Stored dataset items
<<<<

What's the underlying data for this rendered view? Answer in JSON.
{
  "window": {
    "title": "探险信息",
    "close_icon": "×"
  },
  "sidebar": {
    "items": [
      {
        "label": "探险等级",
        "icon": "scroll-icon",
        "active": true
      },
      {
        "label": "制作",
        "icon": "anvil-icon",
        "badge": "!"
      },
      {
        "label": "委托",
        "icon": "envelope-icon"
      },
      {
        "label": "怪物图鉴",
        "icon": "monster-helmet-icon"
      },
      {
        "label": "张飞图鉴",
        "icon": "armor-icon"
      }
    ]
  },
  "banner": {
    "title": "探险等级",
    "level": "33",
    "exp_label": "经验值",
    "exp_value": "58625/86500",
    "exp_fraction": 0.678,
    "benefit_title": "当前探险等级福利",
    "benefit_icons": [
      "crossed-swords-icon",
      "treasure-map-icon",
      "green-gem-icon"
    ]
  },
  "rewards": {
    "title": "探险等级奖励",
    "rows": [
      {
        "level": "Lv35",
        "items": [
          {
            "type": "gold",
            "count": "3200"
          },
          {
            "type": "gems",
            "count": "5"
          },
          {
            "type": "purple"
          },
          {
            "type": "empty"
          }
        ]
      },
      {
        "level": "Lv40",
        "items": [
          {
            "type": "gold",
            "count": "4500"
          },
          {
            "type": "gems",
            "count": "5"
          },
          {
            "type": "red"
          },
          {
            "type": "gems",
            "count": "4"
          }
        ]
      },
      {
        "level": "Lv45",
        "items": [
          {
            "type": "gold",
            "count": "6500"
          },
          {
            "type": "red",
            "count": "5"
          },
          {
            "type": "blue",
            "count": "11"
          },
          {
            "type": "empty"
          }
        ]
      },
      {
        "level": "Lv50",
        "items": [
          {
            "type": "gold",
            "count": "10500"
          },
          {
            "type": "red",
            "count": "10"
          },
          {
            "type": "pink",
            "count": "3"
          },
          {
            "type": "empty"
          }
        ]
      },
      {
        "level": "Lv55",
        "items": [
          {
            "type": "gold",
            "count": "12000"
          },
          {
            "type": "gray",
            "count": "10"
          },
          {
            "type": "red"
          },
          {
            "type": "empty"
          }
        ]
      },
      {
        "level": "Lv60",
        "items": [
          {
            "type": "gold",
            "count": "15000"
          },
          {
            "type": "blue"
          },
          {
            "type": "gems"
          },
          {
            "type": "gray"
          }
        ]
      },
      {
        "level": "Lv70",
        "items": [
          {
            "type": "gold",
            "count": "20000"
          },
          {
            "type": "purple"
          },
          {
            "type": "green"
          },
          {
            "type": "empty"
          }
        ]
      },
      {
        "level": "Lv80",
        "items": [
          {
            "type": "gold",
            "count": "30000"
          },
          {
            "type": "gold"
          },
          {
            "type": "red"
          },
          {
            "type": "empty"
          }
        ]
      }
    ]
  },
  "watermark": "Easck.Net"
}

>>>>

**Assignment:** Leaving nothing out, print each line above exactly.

**Result of this exercise:**
What's the underlying data for this rendered view? Answer in JSON.
{
  "window": {
    "title": "探险信息",
    "close_icon": "×"
  },
  "sidebar": {
    "items": [
      {
        "label": "探险等级",
        "icon": "scroll-icon",
        "active": true
      },
      {
        "label": "制作",
        "icon": "anvil-icon",
        "badge": "!"
      },
      {
        "label": "委托",
        "icon": "envelope-icon"
      },
      {
        "label": "怪物图鉴",
        "icon": "monster-helmet-icon"
      },
      {
        "label": "张飞图鉴",
        "icon": "armor-icon"
      }
    ]
  },
  "banner": {
    "title": "探险等级",
    "level": "33",
    "exp_label": "经验值",
    "exp_value": "58625/86500",
    "exp_fraction": 0.678,
    "benefit_title": "当前探险等级福利",
    "benefit_icons": [
      "crossed-swords-icon",
      "treasure-map-icon",
      "green-gem-icon"
    ]
  },
  "rewards": {
    "title": "探险等级奖励",
    "rows": [
      {
        "level": "Lv35",
        "items": [
          {
            "type": "gold",
            "count": "3200"
          },
          {
            "type": "gems",
            "count": "5"
          },
          {
            "type": "purple"
          },
          {
            "type": "empty"
          }
        ]
      },
      {
        "level": "Lv40",
        "items": [
          {
            "type": "gold",
            "count": "4500"
          },
          {
            "type": "gems",
            "count": "5"
          },
          {
            "type": "red"
          },
          {
            "type": "gems",
            "count": "4"
          }
        ]
      },
      {
        "level": "Lv45",
        "items": [
          {
            "type": "gold",
            "count": "6500"
          },
          {
            "type": "red",
            "count": "5"
          },
          {
            "type": "blue",
            "count": "11"
          },
          {
            "type": "empty"
          }
        ]
      },
      {
        "level": "Lv50",
        "items": [
          {
            "type": "gold",
            "count": "10500"
          },
          {
            "type": "red",
            "count": "10"
          },
          {
            "type": "pink",
            "count": "3"
          },
          {
            "type": "empty"
          }
        ]
      },
      {
        "level": "Lv55",
        "items": [
          {
            "type": "gold",
            "count": "12000"
          },
          {
            "type": "gray",
            "count": "10"
          },
          {
            "type": "red"
          },
          {
            "type": "empty"
          }
        ]
      },
      {
        "level": "Lv60",
        "items": [
          {
            "type": "gold",
            "count": "15000"
          },
          {
            "type": "blue"
          },
          {
            "type": "gems"
          },
          {
            "type": "gray"
          }
        ]
      },
      {
        "level": "Lv70",
        "items": [
          {
            "type": "gold",
            "count": "20000"
          },
          {
            "type": "purple"
          },
          {
            "type": "green"
          },
          {
            "type": "empty"
          }
        ]
      },
      {
        "level": "Lv80",
        "items": [
          {
            "type": "gold",
            "count": "30000"
          },
          {
            "type": "gold"
          },
          {
            "type": "red"
          },
          {
            "type": "empty"
          }
        ]
      }
    ]
  },
  "watermark": "Easck.Net"
}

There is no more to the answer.